“WHEN DID our moral standards become so complicated?”
MacIssac was one of eight health ministry workers fired in 2012. He later took his own life, as a result of that firing. To this day the government hasn’t come clean on what led to the firings or who made the call.
While the question was more rhetorical in nature over the government’s intransigence, it could just as easily pertain to any number of political issues in the province.
A fact that hit home after reading a recent column by the Georgia Straight’s Charlie Smith entitled: Has the time come for B.C. premiers to disclose their tax returns?
Let that sink in for a moment.
Anything coming out of the mouth of a politician has always been greeted with a dose of cynicism, but we may have turned the corner from skepticism street to distrust boulevard without ever noticing.
Smith was writing about the flap over Premier Christy Clark’s decision to forego her $50,000 stipend from the B.C. Liberal party.
The stipend affair has not been one of Clark’s shining moments.
It was sad that a premier who once boasted she was going to put families first didn’t appreciate the optics of accepting a semi-secret, five-figure top-up that was more than most British Columbians make in a year.
It was sad that when asked by The Tyee to put some numbers after the stipend’s dollar sign, the premier waved the question off, glibly calling it a “car allowance.”
This from a premier who had once promised to run the most and transparent government in Canada. Pity the other nine provinces.
It was sad that the premier still didn’t get it after the Globe and Mail’s Gary Mason put the numbers after the dollar sign for her.
The public wasn’t so amused when they learned of the amount.
It was sad that B.C.’s conflict of interest commissioner, John Paul Fraser, didn’t get it when a complaint was filed with his office over the stipend.
Fraser’s son is a deputy minister in the B.C. government, but not your average, run of the mill deputy minister.
Fraser Jr. is in charge of the government’s propaganda arm: the communications and public engagement office.
It was never about the legal merits of dad’s argument over whether there was a conflict in his investigating the premier, but the perception that could be left with some over his family circumstances.
It was sad that it seemingly took the New York Times for the premier to finally get it, saying she would refuse the $50,000 stipend, because it had become “a distraction.”
It’s sad that a good chunk of the public still doesn’t buy it.

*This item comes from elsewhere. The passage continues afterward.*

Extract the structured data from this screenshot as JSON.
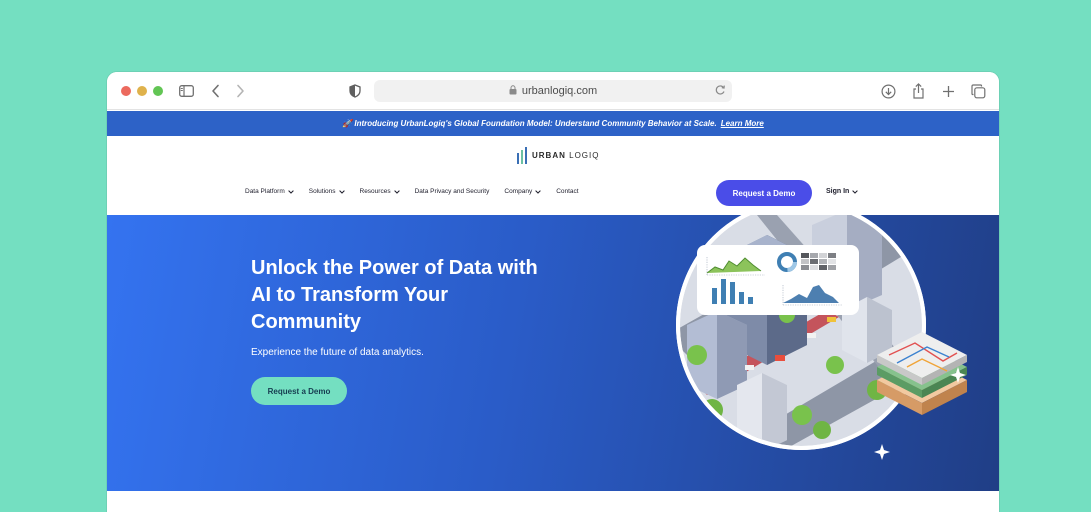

No question, some were in Clark’s corner. One posted on social media, “Hey I think she should get more for putting up with your crap,” another “Think about this….she is responsible for the whole province….yes, we pay her $195,000 a year…so what…who you gonna get for less to do that job??”
Dermod Travis is the executive director of IntegrityBC.